Aussie croc named biggest in captivity

September 15, 2011
Villagers pose with the 6.4 metre saltwater crocodile caught in southern Philippines earlier this month. An Australian crocodile called Cassius Clay was on Thursday declared the biggest in captivity by Guinness World Records, although his reign may be brief after the rival giant emerged in the Philippines.

An Australian crocodile called Cassius Clay was on Thursday declared the biggest in captivity by Guinness World Records, although his reign may be brief after reports of a rival giant emerged.

Measuring just under 5.5 metres (18 feet) and weighing close to a tonne, Cassius was captured in the Northern Territory in 1984.

Named after the legendary boxer, better known as Muhammad Ali, he has called the Marineland Melanesia crocodile park on Green Island, off the far north Queensland coast, home for the past 24 years.

Guinness World Records spokesman Chris Sheedy said Cassius was one of a few record holders to be honoured with a double-page spread in the 2012 Book of Records.

"We thought this record was so amazing that it deserved its own two-page spread and that's now going out in four million copies worldwide," he told Australian Associated Press.

However, Sheedy said the crocodile's record may be brief after reports earlier this month of a monster 6.4-metre beast that was trapped in the southern Philippines.

That crocodile is suspected of eating a farmer who went missing in July and of killing a 12-year-old girl whose head was bitten off.

"Until it's in acceptable captivity, which is humane and professional, and until it has been properly measured, we can't accept it," said Sheedy.

Explore further: Ohio zoo acquires daughter of late longest snake

Related Stories

Tree-planting world record set in Philippines

February 24, 2011
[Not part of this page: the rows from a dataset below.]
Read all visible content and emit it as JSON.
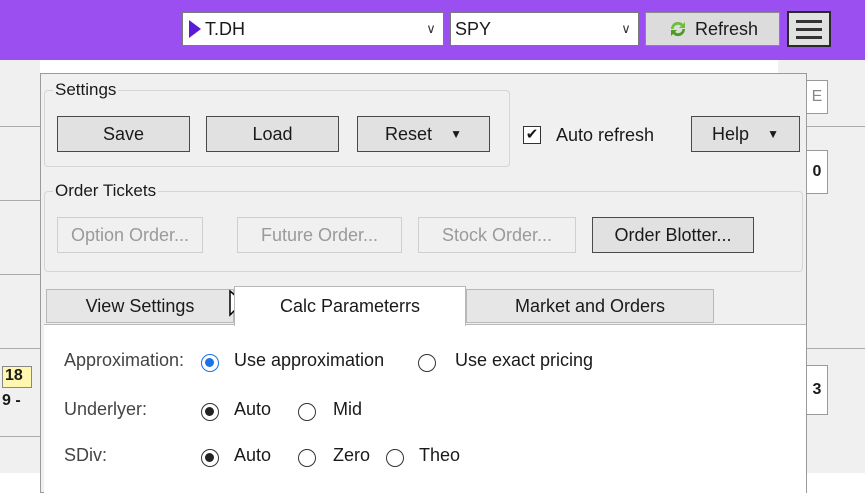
{
  "toolbar": {
    "symbol_combo": "T.DH",
    "underlying_combo": "SPY",
    "refresh_label": "Refresh",
    "accent_color": "#9b4ff0"
  },
  "background": {
    "left_cells": [
      "18",
      "9 -"
    ],
    "right_cells": [
      "E",
      "0",
      "3"
    ]
  },
  "settings": {
    "title": "Settings",
    "save": "Save",
    "load": "Load",
    "reset": "Reset",
    "auto_refresh": "Auto refresh",
    "auto_refresh_checked": true,
    "help": "Help"
  },
  "order_tickets": {
    "title": "Order Tickets",
    "option_order": "Option Order...",
    "future_order": "Future Order...",
    "stock_order": "Stock Order...",
    "order_blotter": "Order Blotter..."
  },
  "tabs": [
    {
      "label": "View Settings",
      "active": false
    },
    {
      "label": "Calc Parameterrs",
      "active": true
    },
    {
      "label": "Market and Orders",
      "active": false
    }
  ],
  "calc": {
    "approximation": {
      "label": "Approximation:",
      "options": [
        "Use approximation",
        "Use exact pricing"
      ],
      "selected": "Use approximation"
    },
    "underlyer": {
      "label": "Underlyer:",
      "options": [
        "Auto",
        "Mid"
      ],
      "selected": "Auto"
    },
    "sdiv": {
      "label": "SDiv:",
      "options": [
        "Auto",
        "Zero",
        "Theo"
      ],
      "selected": "Auto"
    }
  }
}
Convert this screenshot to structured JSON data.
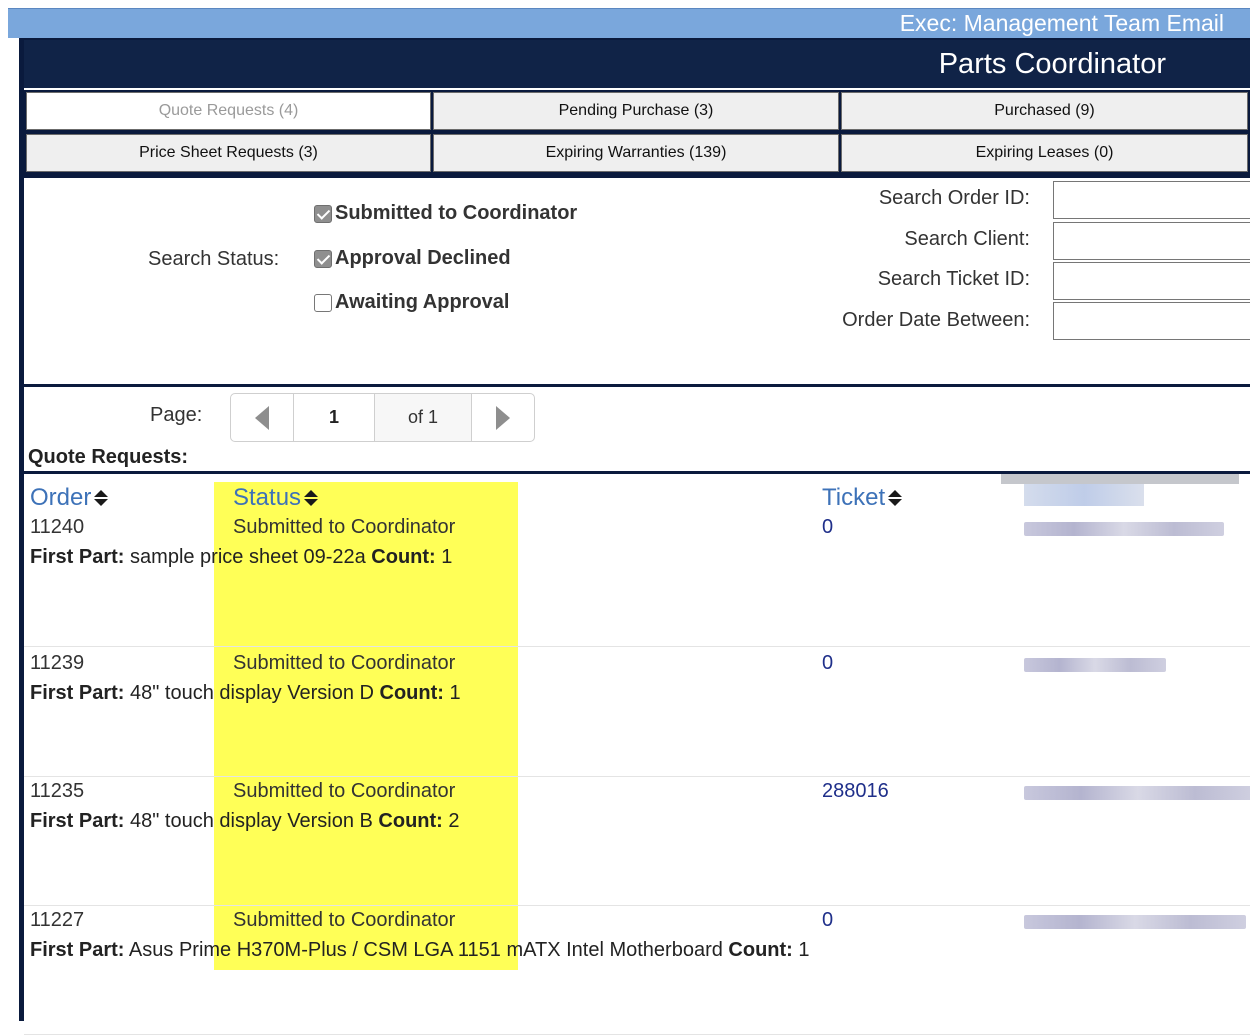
{
  "header": {
    "exec_link": "Exec: Management Team Email",
    "title": "Parts Coordinator"
  },
  "tabs": [
    {
      "label": "Quote Requests (4)",
      "active": true
    },
    {
      "label": "Pending Purchase (3)",
      "active": false
    },
    {
      "label": "Purchased (9)",
      "active": false
    },
    {
      "label": "Price Sheet Requests (3)",
      "active": false
    },
    {
      "label": "Expiring Warranties (139)",
      "active": false
    },
    {
      "label": "Expiring Leases (0)",
      "active": false
    }
  ],
  "search": {
    "status_label": "Search Status:",
    "statuses": [
      {
        "label": "Submitted to Coordinator",
        "checked": true
      },
      {
        "label": "Approval Declined",
        "checked": true
      },
      {
        "label": "Awaiting Approval",
        "checked": false
      }
    ],
    "fields": [
      {
        "label": "Search Order ID:",
        "value": ""
      },
      {
        "label": "Search Client:",
        "value": ""
      },
      {
        "label": "Search Ticket ID:",
        "value": ""
      },
      {
        "label": "Order Date Between:",
        "value": ""
      }
    ]
  },
  "pager": {
    "page_label": "Page:",
    "current": "1",
    "of": "of 1"
  },
  "list": {
    "title": "Quote Requests:",
    "headers": {
      "order": "Order",
      "status": "Status",
      "ticket": "Ticket"
    },
    "first_part_label": "First Part:",
    "count_label": "Count:",
    "rows": [
      {
        "order": "11240",
        "status": "Submitted to Coordinator",
        "ticket": "0",
        "part": "sample price sheet 09-22a",
        "count": "1"
      },
      {
        "order": "11239",
        "status": "Submitted to Coordinator",
        "ticket": "0",
        "part": "48\" touch display Version D",
        "count": "1"
      },
      {
        "order": "11235",
        "status": "Submitted to Coordinator",
        "ticket": "288016",
        "part": "48\" touch display Version B",
        "count": "2"
      },
      {
        "order": "11227",
        "status": "Submitted to Coordinator",
        "ticket": "0",
        "part": "Asus Prime H370M-Plus / CSM LGA 1151 mATX Intel Motherboard",
        "count": "1"
      }
    ]
  },
  "colors": {
    "navy": "#102347",
    "top_strip": "#7aa7dc",
    "highlight": "#ffff57",
    "link": "#3d72b8"
  }
}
Philippine environmentalists have set a world record for the most trees planted simultaneously, kickstarting an enormous reforesteration programme, organisers said Thursday.

Malaysia scientists tag Borneo saltwater crocodile

June 29, 2011

Wildlife researchers in Malaysia are to track a saltwater crocodile by satellite, they said Wednesday, in a bid to find out why nearly 40 people have been attacked on Borneo island over a decade.

Philippines urged to free giant crocodile

September 10, 2011

An animal rights group urged the Philippines to free what is thought to be the world's largest crocodile in captivity, even though it allegedly killed two people.

Recommended for you

A better way to read the genome

October 9, 2015

UConn researchers have sequenced the RNA of the most complicated gene known in nature, using a hand-held sequencer no bigger than a cell phone.

Threat posed by 'pollen thief' bees uncovered

October 9, 2015

A new University of Stirling study has uncovered the secrets of 'pollen thief' bees - which take pollen from flowers but fail to act as effective pollinators - and the threat they pose to certain plant species.

Mapping the protein universe

October 9, 2015

To understand how life works, figure out the proteins first. DNA is the architect of life, but proteins are the workhorses. After proteins are built using DNA blueprints, they are constantly at work breaking down and building ...


Please sign in to add a comment. Registration is free, and takes less than a minute. Read more

Click here to reset your password.
Sign in to get notified via email when new comments are made.